Records excerpted from a collection
--------
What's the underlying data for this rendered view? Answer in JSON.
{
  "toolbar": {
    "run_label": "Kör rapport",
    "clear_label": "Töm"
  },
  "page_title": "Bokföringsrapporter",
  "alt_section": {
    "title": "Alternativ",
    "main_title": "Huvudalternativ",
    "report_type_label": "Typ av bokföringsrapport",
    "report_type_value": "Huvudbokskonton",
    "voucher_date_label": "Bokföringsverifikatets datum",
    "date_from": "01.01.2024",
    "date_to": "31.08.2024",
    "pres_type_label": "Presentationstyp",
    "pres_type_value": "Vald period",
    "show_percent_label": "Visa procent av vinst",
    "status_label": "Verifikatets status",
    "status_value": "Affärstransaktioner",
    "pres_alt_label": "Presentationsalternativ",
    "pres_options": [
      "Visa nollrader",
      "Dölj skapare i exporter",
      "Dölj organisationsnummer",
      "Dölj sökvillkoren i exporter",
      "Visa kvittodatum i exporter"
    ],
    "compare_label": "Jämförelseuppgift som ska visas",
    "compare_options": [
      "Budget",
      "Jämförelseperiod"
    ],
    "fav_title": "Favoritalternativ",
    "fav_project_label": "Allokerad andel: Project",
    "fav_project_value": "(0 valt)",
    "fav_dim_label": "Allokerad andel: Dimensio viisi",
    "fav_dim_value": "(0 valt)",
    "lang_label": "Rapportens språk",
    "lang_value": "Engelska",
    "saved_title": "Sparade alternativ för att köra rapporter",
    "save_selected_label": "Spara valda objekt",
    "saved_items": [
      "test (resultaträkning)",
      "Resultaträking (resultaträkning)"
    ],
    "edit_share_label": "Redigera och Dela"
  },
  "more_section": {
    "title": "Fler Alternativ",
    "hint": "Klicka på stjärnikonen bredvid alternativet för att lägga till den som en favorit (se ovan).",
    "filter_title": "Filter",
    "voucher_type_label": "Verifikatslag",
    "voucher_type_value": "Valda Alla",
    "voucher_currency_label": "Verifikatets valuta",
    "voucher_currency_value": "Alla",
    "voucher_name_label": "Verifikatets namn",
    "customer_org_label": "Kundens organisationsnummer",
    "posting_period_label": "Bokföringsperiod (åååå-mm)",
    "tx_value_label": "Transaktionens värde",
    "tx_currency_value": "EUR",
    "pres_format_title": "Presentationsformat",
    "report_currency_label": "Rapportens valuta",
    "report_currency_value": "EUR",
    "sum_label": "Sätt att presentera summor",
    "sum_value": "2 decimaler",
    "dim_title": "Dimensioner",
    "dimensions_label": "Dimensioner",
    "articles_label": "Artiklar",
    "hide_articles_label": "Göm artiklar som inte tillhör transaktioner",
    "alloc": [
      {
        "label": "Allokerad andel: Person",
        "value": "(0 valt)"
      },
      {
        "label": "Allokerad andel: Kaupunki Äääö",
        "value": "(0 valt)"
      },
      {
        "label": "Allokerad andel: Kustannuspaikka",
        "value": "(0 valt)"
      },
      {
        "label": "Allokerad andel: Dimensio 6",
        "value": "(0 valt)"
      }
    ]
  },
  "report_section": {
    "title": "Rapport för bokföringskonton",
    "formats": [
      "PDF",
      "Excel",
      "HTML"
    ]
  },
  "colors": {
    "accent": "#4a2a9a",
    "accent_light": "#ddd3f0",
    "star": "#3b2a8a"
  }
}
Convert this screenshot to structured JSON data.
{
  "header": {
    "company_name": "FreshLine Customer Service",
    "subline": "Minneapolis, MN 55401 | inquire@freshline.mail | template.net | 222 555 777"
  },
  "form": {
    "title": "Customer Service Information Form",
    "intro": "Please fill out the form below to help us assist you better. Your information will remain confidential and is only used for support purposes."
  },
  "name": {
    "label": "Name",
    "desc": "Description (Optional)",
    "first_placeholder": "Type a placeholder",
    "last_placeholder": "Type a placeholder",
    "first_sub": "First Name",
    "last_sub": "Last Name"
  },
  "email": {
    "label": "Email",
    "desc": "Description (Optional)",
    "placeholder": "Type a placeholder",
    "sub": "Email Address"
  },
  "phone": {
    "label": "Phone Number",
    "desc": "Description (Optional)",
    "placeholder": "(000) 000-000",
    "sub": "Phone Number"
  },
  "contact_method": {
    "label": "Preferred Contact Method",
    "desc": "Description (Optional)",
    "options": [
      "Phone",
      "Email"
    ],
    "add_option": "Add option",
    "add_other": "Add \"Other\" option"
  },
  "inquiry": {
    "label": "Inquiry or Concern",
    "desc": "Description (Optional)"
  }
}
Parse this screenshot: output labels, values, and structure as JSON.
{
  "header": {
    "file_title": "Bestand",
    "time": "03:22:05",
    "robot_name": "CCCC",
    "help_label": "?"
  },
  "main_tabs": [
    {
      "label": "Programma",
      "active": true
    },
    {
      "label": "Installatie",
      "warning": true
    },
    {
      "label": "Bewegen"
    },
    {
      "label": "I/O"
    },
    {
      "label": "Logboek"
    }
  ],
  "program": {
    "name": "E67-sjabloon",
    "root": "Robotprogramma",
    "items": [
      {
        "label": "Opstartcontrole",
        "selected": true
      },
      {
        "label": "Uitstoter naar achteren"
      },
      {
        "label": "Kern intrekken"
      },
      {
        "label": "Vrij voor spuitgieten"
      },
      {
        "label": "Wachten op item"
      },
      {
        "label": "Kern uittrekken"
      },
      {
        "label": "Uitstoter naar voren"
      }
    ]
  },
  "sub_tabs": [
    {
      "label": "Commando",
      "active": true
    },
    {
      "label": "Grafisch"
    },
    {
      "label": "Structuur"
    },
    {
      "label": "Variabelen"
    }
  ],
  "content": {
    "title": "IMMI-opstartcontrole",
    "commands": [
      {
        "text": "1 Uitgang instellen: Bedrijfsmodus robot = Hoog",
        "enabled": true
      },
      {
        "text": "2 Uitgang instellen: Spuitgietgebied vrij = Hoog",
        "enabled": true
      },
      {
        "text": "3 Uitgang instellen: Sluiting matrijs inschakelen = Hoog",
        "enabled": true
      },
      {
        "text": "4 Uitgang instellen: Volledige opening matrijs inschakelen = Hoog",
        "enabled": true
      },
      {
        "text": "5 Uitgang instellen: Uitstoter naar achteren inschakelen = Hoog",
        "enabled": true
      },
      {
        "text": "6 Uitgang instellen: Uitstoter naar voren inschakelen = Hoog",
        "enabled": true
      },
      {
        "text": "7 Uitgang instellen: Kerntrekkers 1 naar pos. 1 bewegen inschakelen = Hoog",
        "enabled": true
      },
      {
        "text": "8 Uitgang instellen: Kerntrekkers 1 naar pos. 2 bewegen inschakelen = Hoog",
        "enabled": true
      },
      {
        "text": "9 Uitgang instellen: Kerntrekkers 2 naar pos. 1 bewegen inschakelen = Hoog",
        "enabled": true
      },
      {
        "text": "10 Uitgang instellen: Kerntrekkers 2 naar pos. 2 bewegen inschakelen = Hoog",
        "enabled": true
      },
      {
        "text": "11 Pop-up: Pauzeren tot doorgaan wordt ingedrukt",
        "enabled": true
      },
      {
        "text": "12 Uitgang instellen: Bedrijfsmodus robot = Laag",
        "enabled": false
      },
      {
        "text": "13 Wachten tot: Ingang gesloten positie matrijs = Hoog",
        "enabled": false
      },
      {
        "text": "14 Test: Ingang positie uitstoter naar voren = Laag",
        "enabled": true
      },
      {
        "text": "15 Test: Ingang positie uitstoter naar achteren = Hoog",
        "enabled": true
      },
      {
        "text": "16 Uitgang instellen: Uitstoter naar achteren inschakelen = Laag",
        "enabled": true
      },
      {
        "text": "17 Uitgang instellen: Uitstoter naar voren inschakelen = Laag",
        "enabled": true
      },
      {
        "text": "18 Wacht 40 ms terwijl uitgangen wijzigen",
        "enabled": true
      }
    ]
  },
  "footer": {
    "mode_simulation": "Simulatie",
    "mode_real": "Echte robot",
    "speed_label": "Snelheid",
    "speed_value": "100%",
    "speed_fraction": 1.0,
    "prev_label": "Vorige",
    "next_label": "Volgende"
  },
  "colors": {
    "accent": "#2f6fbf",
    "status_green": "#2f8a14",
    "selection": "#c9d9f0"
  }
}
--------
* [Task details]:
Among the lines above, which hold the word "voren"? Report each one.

* [Your solution]:
        "label": "Uitstoter naar voren"
        "text": "6 Uitgang instellen: Uitstoter naar voren inschakelen = Hoog",
        "text": "14 Test: Ingang positie uitstoter naar voren = Laag",
        "text": "17 Uitgang instellen: Uitstoter naar voren inschakelen = Laag",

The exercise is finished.